(Material for this task begins)
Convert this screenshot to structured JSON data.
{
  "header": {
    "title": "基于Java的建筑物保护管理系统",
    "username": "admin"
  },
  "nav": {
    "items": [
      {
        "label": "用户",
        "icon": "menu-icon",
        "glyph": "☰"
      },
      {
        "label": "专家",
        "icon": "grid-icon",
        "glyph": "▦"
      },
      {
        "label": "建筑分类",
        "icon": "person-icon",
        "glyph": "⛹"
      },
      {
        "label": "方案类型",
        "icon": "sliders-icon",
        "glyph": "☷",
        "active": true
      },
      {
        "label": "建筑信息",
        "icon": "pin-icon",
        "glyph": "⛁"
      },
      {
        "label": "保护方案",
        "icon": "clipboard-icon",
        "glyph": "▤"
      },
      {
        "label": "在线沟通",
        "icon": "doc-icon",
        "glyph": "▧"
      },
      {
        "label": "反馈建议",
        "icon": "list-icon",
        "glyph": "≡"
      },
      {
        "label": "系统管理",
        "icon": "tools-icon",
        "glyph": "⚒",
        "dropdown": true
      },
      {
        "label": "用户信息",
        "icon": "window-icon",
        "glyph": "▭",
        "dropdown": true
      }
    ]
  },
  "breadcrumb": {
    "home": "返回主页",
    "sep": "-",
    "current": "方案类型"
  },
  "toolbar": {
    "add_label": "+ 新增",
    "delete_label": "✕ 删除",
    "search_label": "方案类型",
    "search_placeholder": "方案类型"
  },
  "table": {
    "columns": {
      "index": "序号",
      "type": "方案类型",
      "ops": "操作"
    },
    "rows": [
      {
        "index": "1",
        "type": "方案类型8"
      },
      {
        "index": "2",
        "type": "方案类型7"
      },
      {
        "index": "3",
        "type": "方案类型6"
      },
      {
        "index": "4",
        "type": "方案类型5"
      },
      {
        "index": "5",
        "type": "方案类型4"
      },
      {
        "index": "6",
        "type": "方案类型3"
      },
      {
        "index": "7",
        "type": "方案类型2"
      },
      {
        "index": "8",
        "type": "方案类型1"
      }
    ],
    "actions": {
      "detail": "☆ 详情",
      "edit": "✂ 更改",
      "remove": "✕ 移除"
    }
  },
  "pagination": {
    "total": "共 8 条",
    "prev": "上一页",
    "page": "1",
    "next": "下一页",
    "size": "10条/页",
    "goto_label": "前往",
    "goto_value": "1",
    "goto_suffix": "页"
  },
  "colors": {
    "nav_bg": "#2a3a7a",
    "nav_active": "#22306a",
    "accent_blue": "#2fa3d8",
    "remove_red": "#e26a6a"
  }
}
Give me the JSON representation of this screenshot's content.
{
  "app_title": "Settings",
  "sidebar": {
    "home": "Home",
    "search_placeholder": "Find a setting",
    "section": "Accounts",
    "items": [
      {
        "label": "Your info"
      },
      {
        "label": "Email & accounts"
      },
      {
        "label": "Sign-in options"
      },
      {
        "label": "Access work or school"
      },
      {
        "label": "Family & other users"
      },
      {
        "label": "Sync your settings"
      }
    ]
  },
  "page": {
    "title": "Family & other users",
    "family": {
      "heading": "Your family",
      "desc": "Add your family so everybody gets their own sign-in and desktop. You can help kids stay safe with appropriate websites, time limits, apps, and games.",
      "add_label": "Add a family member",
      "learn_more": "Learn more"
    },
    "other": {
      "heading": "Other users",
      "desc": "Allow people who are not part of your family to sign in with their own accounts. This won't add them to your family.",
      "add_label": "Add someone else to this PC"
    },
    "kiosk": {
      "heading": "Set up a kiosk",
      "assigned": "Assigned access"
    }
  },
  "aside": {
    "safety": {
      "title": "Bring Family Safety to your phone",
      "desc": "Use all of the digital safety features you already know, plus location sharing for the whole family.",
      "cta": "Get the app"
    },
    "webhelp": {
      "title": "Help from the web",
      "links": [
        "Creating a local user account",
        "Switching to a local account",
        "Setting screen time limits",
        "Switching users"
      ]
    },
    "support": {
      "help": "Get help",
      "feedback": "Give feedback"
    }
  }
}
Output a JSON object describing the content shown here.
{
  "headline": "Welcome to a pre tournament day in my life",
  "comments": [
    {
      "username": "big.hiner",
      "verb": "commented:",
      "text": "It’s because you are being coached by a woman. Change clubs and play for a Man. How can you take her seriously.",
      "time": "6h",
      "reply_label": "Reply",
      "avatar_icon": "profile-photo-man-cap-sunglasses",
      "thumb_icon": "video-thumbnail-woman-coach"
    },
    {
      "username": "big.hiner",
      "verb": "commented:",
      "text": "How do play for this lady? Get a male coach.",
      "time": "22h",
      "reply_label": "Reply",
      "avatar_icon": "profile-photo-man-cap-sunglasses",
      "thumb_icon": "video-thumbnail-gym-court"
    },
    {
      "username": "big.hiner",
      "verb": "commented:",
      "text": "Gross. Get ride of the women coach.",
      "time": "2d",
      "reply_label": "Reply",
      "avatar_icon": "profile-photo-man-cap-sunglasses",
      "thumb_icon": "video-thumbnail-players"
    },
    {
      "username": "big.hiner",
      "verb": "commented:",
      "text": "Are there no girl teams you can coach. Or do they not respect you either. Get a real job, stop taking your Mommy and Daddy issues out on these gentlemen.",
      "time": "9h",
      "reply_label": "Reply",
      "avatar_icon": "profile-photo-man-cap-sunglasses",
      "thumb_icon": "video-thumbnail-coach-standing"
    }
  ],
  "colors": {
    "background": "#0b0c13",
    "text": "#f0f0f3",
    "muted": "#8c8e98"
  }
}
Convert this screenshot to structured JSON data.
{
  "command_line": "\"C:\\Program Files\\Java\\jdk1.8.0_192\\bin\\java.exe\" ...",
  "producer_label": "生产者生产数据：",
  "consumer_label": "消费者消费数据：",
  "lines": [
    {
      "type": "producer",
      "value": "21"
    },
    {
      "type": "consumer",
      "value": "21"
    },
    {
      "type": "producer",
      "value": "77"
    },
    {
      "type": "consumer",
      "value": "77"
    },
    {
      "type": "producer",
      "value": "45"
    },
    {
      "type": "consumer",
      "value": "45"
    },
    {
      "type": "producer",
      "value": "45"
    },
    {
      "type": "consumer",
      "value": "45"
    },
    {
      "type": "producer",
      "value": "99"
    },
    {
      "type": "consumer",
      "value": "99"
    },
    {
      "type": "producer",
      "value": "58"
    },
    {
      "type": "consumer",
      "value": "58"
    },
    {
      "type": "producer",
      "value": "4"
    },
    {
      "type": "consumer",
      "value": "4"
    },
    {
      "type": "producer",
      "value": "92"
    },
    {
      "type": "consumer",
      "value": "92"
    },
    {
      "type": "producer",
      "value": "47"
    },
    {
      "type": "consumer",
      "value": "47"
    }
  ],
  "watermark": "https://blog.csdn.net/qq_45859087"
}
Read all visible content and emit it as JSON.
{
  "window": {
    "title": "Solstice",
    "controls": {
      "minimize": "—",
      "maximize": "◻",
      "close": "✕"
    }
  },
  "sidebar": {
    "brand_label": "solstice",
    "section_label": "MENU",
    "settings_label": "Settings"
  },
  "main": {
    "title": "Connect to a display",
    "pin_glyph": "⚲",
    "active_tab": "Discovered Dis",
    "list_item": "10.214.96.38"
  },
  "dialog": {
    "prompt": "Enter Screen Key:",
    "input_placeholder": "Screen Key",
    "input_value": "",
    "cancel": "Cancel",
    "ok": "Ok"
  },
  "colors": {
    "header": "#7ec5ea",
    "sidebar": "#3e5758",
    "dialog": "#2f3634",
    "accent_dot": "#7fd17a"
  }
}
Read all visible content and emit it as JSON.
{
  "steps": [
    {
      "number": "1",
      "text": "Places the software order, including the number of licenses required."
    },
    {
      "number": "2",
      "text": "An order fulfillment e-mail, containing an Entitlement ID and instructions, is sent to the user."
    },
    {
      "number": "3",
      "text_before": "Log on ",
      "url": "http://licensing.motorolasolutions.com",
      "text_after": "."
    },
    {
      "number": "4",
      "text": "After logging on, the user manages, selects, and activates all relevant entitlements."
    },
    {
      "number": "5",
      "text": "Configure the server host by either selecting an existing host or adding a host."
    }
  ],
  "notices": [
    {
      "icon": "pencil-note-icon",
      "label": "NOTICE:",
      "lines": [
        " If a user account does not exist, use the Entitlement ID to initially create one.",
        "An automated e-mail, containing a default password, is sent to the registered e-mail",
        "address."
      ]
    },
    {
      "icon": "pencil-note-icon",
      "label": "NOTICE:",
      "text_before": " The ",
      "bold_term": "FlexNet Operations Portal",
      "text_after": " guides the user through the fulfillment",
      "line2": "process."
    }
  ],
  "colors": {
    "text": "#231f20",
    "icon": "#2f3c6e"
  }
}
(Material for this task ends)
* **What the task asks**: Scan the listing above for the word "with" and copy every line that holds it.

* **Answer box**:
      "desc": "Add your family so everybody gets their own sign-in and desktop. You can help kids stay safe with appropriate websites, time limits, apps, and games.",
      "desc": "Allow people who are not part of your family to sign in with their own accounts. This won't add them to your family.",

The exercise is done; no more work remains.